- SAARC celebrated its Twenty-ninth Charter Day
- Govt responsible for rising corruption- Study
- STO will be made a profitable company- MD Adam Azim
- Minister Ameen announces 100 day targets for the Transport and Communication sector
- Auditor General refers to prosecute Jihad regarding MVR 300 million loan issue
- Govt Oversight Committee to decide on cabinet approval issue on 23 Dec
- President Yameen Ratifies Anti-Human Trafficking Bill
- Minister at the President’s Office Scheduled to Attend OIC Council of Foreign Ministers Session
- Baros Maldives celebrates its 40th anniversary
- It is a worry if authorities don’t take action against law breakers- Shameem
- Gasim proved his love for the nation in the Presidential election- Ameen
- Many challenges even after catching illegal expats- Immigration
Maldivian economy still in trouble – IMF
In a statement that looks like the IMF’ s verdict on the ongoing national debate whether to reinstate the civil servants salary, IMF has said that the Maldivian economy continues to face serious challenges. According to a press release issued yesterday IMF is particularly concerned with the country’s very large fiscal deficit, which is of paramount importance to secure a stable economy, equitable growth, and lasting poverty reduction.
“To this end, the Government of Maldives has put together and is implementing a set of essential fiscal adjustment measures, supported by a financial assistance program that the IMF’s Executive Board approved in December 2009” it noted.
It also said that one of the primary drivers of the large fiscal deficit has been government spending on public wages, which has more than doubled between 2007 and 2009, and is now one of the highest in the world relative to the size of the economy. Thus, bringing the wage bill back to sustainability is an essential part of the fiscal adjustment effort, which also involves other expenditure cuts, revenue-enhancing measures, and reforms aimed at improving social spending and poverty alleviation.
It also hinted out that IMF may cancel its standby arrangement with the government if fiscal deficit could not be maintained on track noting “Measures that would substantially raise the budget deficit, such as a reversal of previously announced wage adjustments, would also put the program off track, jeopardizing prospects for multilateral and bilateral international financing”. A larger fiscal deficit would drive up interest rates, deprive the private sector of the credit it needs, and threaten growth and employment.

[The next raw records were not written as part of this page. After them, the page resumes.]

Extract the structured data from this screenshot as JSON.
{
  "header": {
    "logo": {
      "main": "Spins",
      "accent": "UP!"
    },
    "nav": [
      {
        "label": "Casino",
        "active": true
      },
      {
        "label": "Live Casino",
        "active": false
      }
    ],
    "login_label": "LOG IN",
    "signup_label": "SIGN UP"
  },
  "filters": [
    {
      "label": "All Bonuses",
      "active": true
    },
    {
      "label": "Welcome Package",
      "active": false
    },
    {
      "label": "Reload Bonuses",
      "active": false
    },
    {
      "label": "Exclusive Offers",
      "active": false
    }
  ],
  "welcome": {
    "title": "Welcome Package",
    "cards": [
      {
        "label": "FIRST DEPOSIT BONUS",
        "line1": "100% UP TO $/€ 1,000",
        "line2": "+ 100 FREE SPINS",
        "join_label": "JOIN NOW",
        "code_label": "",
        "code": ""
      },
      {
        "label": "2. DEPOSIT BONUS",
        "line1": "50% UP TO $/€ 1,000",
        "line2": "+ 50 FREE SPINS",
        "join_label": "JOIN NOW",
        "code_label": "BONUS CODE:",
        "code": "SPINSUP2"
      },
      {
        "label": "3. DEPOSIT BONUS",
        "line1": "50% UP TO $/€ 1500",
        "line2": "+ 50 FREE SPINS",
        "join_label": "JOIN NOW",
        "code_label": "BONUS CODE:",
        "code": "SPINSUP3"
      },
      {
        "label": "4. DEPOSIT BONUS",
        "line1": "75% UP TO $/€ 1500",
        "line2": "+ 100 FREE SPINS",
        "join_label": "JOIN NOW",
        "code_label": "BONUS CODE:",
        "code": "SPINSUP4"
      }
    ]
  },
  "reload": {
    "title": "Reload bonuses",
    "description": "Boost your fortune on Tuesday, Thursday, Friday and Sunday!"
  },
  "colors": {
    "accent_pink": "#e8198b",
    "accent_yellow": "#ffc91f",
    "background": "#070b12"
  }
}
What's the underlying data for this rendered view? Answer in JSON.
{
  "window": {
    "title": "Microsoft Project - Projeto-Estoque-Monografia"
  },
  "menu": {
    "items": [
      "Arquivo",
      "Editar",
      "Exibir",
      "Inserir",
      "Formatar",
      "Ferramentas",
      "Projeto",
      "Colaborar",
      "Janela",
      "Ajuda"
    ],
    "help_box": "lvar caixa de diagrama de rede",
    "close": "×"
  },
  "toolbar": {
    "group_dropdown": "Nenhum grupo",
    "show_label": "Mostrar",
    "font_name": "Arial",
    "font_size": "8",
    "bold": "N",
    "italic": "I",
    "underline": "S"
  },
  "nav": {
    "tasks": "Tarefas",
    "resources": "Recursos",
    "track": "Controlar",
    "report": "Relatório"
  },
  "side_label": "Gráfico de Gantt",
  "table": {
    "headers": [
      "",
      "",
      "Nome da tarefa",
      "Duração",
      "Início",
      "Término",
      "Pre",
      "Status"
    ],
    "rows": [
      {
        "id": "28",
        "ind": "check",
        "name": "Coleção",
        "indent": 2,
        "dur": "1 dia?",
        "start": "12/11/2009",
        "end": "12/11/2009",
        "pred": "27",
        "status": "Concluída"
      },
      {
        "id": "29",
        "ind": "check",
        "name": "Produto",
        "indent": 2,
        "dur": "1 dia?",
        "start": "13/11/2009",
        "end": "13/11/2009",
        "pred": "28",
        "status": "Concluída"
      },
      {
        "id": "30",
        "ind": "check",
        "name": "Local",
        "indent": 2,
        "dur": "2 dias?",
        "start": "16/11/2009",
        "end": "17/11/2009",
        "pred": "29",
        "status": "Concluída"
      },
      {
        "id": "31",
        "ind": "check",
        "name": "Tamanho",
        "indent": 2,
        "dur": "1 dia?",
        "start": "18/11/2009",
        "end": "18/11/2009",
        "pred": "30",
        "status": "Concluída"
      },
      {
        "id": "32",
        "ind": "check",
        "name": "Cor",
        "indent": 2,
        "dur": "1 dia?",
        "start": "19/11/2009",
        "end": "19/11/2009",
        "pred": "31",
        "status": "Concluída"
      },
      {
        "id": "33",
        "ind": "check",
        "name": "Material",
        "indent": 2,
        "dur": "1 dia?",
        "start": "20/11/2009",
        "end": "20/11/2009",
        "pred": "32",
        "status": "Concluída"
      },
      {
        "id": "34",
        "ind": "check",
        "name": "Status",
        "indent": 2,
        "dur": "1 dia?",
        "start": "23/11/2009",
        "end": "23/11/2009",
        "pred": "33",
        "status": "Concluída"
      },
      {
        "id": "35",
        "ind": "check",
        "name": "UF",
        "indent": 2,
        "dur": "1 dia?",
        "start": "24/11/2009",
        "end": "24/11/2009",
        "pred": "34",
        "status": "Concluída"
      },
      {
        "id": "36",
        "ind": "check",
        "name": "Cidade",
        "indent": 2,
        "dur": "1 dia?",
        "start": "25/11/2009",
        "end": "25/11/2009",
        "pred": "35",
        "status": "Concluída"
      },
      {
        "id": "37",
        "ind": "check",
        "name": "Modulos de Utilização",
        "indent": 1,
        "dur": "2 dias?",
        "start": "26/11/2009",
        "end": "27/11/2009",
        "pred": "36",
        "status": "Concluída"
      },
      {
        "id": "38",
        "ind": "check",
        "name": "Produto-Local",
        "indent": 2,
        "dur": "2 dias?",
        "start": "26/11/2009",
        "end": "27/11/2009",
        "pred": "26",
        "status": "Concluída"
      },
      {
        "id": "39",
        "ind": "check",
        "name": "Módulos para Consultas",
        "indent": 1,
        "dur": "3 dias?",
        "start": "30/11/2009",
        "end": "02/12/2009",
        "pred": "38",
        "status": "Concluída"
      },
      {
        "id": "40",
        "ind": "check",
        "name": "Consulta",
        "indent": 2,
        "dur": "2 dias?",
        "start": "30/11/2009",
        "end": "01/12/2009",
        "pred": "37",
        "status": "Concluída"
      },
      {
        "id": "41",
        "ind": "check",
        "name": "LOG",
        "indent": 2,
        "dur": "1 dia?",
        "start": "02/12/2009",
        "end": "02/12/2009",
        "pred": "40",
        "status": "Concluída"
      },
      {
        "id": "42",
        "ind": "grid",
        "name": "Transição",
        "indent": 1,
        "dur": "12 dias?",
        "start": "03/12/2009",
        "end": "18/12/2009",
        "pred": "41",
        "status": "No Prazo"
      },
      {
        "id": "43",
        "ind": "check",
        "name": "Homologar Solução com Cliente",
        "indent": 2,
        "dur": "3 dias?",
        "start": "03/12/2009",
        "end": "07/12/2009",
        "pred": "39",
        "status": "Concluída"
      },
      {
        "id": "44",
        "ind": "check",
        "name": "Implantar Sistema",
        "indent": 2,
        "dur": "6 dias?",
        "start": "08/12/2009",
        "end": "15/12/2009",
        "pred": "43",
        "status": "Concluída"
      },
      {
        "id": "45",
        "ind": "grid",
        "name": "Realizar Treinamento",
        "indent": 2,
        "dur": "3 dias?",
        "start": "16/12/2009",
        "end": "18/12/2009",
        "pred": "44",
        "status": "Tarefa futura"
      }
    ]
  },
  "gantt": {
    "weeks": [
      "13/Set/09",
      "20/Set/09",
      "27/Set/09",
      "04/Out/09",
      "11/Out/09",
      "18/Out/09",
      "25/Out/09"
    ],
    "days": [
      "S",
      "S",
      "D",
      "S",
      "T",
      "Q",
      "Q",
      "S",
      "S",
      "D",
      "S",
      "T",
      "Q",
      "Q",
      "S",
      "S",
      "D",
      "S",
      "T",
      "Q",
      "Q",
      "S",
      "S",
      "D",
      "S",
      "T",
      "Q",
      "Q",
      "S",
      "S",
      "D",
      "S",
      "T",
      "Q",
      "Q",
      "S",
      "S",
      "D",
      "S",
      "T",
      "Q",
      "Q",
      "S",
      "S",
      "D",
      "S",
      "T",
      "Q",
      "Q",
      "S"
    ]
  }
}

It may also stoke inflation and erode the purchasing power of all Maldivians, including civil servants. It is to avoid such undesirable outcomes that the fiscal deficit needs to be reduced.
IMF also expressed confidence that all relevant parties will reach an agreement consistent with the fiscal framework envisaged in the IMF-supported program.